about us

In the beginning...

The National Association of Disc Jockeys was formed in January 2004, as a natural evolution of the UK’s leading regional association for over 25 years, the Thames Valley Disc Jockeys’ Association.

The transition from the regional to National association was finalised at the AGM in March 2004, when the name was formally changed and the TVDJA became an integral part of the new NADJ.

The transition to a national organisation became necessary as the membership had outgrown its original regional boundaries.

This was partly due to the demise of several other regional Associations and groups, leaving only two main associations — TVDJA and SEDA (South Eastern Discotheque Association).

With membership enquiries from all parts of the country, it became obvious that there was still a need for an official body to represent the needs of DJs and to provide a portal for exchange of information and ideas.

For many years the Association hosted the UK’s largest regional equipment exhibition, Disco-Ex, which was held in association with Shownite.
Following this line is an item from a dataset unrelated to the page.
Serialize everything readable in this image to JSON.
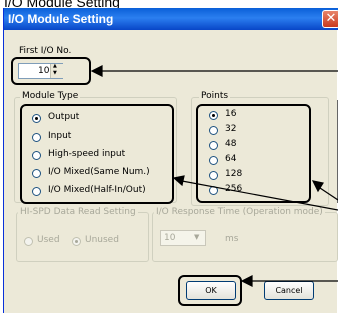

With the advent of internet and mail-order equipment sales, the exhibition became unviable, as manufacturers tended to leave the marketing to distributors and retailers and were less willing to support regional exhibitions directly.

The last Disco-Ex was held in the late 90’s. However, the future of regional exhibitions, such as Disco-Ex, may be assured as major exhibitions, like the PLASA show, appear to be drifting away from the mobile DJ market.

The Association has always had strong links with the Disco Industry as a whole – with many manufacturers supporting the Association and, indeed, using the Association as a launch-pad for many new products. Several new organisations and companies, such as the now world-wide DMC, Mobile DJ Magazine, Pro-Mobile Magazine and the disco industry charity Dance Aid Trust, were launched with the support of the Association.

In the early 1990’s the Association was instrumental, along with SEDA, in getting the DJ recognised as a true profession and included within the UK trade union BECTU (Broadcasting, Entertainment, Cinematograph & Theatre Union).  However, due to internal changes within BECTU, the freelance DJ has been largely forgotten by the Union, with only a few, if any, still members.

The NADJ, with over 25 years of experience behind it, will move forward to better serve its members and to achieve its aims.